Story of an ass belonging to a seller of firewood, which saw some well-fed Arab horses in the royal stable and wished for the same fortune. (This story is intended) to convey the lesson that one ought not to wish for anything but (God's) forgiveness and favour; for though you are in a hundred kinds of pain, they all become sweet (to you) when you feel the delight of being forgiven; and for the rest, every fortune that
you wish for before you have experienced it is accompanied by a pain which you do not perceive (at the moment); as (for example) in every trap the bait is visible while the snare is concealed. You (who) have been caught in this one trap are (still) wishing (and saying to yourself), “Would that I had gone after those (other) baits!” You fancy that those baits are without a trap.
There was a water-carrier who owned an ass that had been bent double like a
hoop by affliction. Its back was galled by the heavy load in a hundred places: it was passionately desiring the day of its death.
What of barley? It never got its fill (even) of dry straw: at its heels a (cruel) blow and an iron goad.
The Master of the (royal) stable saw it and took pity—for the man was acquainted with the owner of the ass—
2365. So he saluted him and asked him what had happened, saying, “What is the cause of this ass being bent double like a dál?”
He replied, “On account of my poverty and destitution this dumb animal is not getting even straw.” “Hand him over to me,” said the other, “for a few days, that in the King's stable he may grow strong.” He handed the ass over to him, and that merciful man tethered him in the Sultan's stable.

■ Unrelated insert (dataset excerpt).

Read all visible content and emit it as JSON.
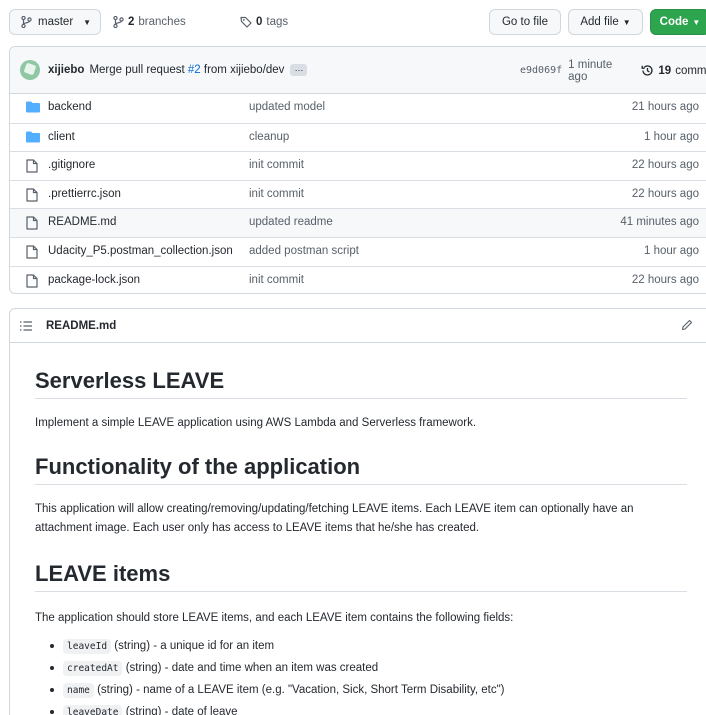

The ass saw on every side (of him) Arab horses, well-fed and fat and handsome and glossy;
2370. (He saw the ground) swept (clean) under their feet and sprinkled with water; the straw coming at the (proper) time, and the barley at the hour (when it was expected).
He saw the horses curry-combed and rubbed down. (Then) he lifted up his muzzle, crying, “O glorious
Am not I your creature? I grant that I am an ass, (but) wherefore am I wretched, with sores on my back, and lean?
At night, because of the pain in my back and the (pangs of) hunger in my belly, I am always wishing to die. These horses are so happy and prosperous: why am I singled out for torment and tribulation?”
2375. Suddenly came the rumour of war: it was the time for the Arab horses to be saddled and brought into action.
They were wounded with arrows by the foe: the barbs entered them on every side.
(When) those Arab horses returned from the campaign, they all fell down and lay on their backs in the
Their legs were tightly bandaged with (strips of) canvas: the farriers were standing in file, Piercing their bodies with the scalpel in order to extract the barbs from their wounds.
2380. The ass saw (all) that, and was saying, “O God, I am satisfied with poverty and health.
I have no taste for that (plentiful) food and those hideous wounds.” Every one who desires (spiritual) health
abandons the world.
How the fox disapproved of the saying of the ass, “I am satisfied with my lot.”
The fox said, “It is an (indispensable) obligation to seek lawful provision in obedience (to the Divine command).
(This) is the world of means: nothing is obtained without a means: therefore it is important (necessary) to seek (provision).
‘And seek ye of the bounty of God’ is (a Divine) command, lest they (men) should seize (the property of others) by violence, like the leopard.
2385. The Prophet has said, ‘The door is shut against (the arrival of) provision, O youth; and on the door there are locks.’
Our movement (exertion) and our going to and fro (in search) and our acquisition is a key to that lock and barrier.
Without the key there is no way to open the door: bread without endeavour is not (according to) God's law.”
How the ass answered the fox.
He (the ass) replied, “That is (the result) of weak faith; else He who gave (us) life (also) gives (us) bread. Whoever seeks (spiritual) sovereignty and victory, a mouthful of bread will not fail (him), O son.
2390. All wild animals, both the herbivorous and the predatory, are devourers of the (Divine) provision: they neither go in quest of work (to get a livelihood) nor do they support (the burden of) providing (for themselves).
The Provider gives their daily bread to all: He lays before each one the portion allotted to him.
The (Divine) provision comes to every one who seeks (to show) patience: the trouble of making efforts arises from your want of patience.”
How the fox answered the ass.
The fox replied, “Such trust in God is exceptional: few are proficient in (the practice of) trust in God.
It is (a mark of) ignorance to concern one's self with the exceptional: how is the King's highway (available)
for every one?
2395. Since the Prophet has said that contentment is a treasure, how should the hidden treasure be gained by every one?
Recognise your (proper) limit and do not fly aloft, lest you fall into the abyss of woe and bane.”
How the ass answered the fox.
He (the ass) replied, “Know that you are speaking (just) the reverse (of the truth), (for) woe and bane come to the soul from cupidity.
No one was (ever) deprived of (spiritual) life by contentment; no one was (ever) made a (spiritual) king by covetousness.
(The daily) bread is not withheld (even) from pigs and dogs: this rain and (these) clouds are not earned by
2400. Just as you are pitiably enamoured of the daily bread, so the daily bread is enamoured of its consumer.